A former administrator for the state House Republican Caucus had hoped to put child-porn charges behind him.
Rory Koch -- who was running for Ramsey County commissioner while under investigation for possessing child pornography -- went to court on Friday trying to get his case dismissed. Instead, he learned that the state plans to file more charges against him.
Judge Edward Wilson rejected the defense contention that simply viewing video files does not constitute possession, and he set the matter for trial for late February.
Koch, 39, served as a committee administrator for the Minnesota House Republican Caucus when charged last March with 12 counts of possessing child pornography. He's since lost his job.
Not only is he charged this week in Ramsey County District Court with those 12 counts of possession of child pornography, but prosecutor Karen Kugler said she's now deciding how many more counts to file against him next week.
She could file up to 56 more counts because there were a total of 68 images allegedly found on his computer, though prosecutors typically don't file a count for every single image found.
The charges filed on March 1 came long after investigators seized two Dell computer towers from Koch's St. Paul apartment in September 2010 and began their forensic probes of his computer use.

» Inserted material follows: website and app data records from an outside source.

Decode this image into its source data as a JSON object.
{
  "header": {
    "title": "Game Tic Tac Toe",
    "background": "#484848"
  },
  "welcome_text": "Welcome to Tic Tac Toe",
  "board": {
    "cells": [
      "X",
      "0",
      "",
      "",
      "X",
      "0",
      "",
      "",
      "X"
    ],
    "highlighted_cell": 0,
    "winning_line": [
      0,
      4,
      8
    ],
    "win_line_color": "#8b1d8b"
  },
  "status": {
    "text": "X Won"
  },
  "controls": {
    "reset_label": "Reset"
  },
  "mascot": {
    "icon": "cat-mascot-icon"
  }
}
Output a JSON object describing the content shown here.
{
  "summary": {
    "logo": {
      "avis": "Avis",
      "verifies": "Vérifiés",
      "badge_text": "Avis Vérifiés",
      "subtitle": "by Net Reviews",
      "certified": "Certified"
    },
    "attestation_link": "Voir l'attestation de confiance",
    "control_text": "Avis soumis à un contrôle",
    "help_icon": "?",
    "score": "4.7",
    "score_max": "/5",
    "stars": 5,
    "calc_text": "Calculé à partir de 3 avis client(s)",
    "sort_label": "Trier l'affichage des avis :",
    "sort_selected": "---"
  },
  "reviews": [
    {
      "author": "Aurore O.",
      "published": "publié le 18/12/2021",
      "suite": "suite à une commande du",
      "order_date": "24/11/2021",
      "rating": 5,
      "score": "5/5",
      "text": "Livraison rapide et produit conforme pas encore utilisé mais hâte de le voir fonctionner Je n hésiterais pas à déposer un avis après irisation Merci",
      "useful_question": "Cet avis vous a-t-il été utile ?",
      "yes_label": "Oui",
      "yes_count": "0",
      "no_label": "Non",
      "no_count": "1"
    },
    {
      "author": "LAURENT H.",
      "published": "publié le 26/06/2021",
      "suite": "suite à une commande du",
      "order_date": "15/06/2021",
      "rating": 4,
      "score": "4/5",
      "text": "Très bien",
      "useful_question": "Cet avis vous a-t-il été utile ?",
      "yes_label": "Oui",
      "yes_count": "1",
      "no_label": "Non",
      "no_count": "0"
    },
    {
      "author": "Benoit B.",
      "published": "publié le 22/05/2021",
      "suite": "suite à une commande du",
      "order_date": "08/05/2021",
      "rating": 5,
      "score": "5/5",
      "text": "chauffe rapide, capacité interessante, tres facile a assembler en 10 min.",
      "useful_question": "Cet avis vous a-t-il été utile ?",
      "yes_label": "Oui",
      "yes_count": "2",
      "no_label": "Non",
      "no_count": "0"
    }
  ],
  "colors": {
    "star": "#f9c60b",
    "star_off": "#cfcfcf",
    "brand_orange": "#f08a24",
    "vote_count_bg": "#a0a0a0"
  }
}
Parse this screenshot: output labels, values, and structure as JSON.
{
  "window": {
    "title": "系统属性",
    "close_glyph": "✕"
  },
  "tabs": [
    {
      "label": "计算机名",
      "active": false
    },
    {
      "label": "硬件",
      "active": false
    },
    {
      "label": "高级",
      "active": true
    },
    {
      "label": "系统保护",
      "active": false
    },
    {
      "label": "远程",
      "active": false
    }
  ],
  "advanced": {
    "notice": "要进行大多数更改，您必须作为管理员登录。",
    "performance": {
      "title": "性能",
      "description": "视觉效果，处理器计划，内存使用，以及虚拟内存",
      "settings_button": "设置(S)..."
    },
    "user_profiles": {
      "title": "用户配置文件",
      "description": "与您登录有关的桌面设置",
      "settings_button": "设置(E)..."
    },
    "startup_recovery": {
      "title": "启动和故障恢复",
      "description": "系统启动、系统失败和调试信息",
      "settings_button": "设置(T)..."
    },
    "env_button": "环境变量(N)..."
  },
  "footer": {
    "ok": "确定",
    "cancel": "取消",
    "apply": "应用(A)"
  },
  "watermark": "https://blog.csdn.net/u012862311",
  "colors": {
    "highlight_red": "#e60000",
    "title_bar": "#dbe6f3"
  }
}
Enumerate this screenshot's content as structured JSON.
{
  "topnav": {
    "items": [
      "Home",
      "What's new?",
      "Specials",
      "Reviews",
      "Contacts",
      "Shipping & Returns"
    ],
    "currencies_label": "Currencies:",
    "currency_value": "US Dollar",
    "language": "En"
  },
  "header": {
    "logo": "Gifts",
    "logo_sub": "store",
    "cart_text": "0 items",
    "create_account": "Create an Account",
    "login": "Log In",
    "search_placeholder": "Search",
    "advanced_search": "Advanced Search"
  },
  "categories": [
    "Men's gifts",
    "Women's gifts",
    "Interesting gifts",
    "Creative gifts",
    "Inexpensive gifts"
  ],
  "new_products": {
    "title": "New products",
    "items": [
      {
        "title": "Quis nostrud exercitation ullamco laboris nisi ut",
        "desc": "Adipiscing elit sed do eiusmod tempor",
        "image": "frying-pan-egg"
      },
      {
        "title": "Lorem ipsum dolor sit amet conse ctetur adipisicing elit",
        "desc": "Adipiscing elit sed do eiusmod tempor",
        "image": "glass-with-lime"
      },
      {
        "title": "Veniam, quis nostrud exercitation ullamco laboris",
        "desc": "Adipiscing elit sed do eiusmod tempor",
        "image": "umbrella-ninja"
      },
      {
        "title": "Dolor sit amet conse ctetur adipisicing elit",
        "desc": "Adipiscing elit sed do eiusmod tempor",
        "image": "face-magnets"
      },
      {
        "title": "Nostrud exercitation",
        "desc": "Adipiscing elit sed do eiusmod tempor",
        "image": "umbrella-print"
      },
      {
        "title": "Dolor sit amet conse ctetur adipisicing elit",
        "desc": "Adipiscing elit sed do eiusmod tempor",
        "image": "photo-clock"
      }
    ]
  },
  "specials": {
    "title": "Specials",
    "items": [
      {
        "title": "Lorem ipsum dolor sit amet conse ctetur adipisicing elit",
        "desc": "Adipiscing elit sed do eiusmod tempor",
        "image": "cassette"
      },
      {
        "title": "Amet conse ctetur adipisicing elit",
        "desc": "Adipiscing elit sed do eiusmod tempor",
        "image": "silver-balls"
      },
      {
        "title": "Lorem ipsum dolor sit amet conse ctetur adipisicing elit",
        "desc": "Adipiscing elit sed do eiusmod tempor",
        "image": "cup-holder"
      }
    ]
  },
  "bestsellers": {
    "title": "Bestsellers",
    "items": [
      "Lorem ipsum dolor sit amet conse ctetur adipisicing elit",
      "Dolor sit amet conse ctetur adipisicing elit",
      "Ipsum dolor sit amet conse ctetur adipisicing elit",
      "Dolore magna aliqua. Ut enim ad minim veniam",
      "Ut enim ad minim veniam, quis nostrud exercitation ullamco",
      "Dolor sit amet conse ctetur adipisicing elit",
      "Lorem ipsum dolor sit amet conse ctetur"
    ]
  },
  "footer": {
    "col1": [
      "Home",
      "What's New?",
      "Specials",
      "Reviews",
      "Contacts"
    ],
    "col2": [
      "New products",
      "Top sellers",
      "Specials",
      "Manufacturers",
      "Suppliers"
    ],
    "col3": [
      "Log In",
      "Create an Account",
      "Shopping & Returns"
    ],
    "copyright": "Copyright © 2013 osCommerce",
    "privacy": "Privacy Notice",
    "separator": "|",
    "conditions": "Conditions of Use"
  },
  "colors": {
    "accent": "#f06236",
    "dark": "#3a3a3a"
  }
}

A criminal complaint alleges that he possessed pornography of naked, prepubscent boys and girls showing their genitalia and sometimes in sexually suggestive positions.
When charged, Koch was a candidate for a seat on the Ramsey County Board, and he went on to receive 25 percent of the vote in an unsuccessful bid to unseat Fourth District incumbent Toni Carter.
The child-porn investigation was not public knowledge at the time.
On Friday, Koch's attorney, Timothy Webb, argued that the case should be dismissed because viewing child pornography does not constitute possession under state law. Webb maintained that Koch didn't share or save the files, which would constitute possession, and that around the country other courts have reached the same conclusion.
Webb said after Koch looked at the images, they were stored temporarily in a cache, which he could not access, and had never been moved to the common area of the computer.
The defense attorney used the analogy of someone walking down a sidewalk and seeing a photo of child porn on a bulletin board. If that person views it but walks on, the person doesn't possess it. But if he or she takes it down and takes it with him or her, that would constitute possession.
The same holds true for images viewed on a computer, Webb said.
The judge noted, however, that the state alleges Koch searched out and possessed files, as well as e-mails he received indicating he was interested in child porn, with wording such as "We love boys" and "male pedos," among others.
The judge also noted that the evidence indicates that not only did Koch send the files to others early on, but also to himself.
The state maintains that the images were found in different parts of the computer, not just the cache, hence the decision to file yet more charges to include images in various parts of the computer.
Kugler, the prosecutor, also pointed to other court decisions that contradicted Webb's argument.
In denying the motion to dismiss, Wilson noted that it was Koch's Internet address that was used to send out child pornography images.
Koch declined to comment on his case.
Joy Powell • 651-925-5038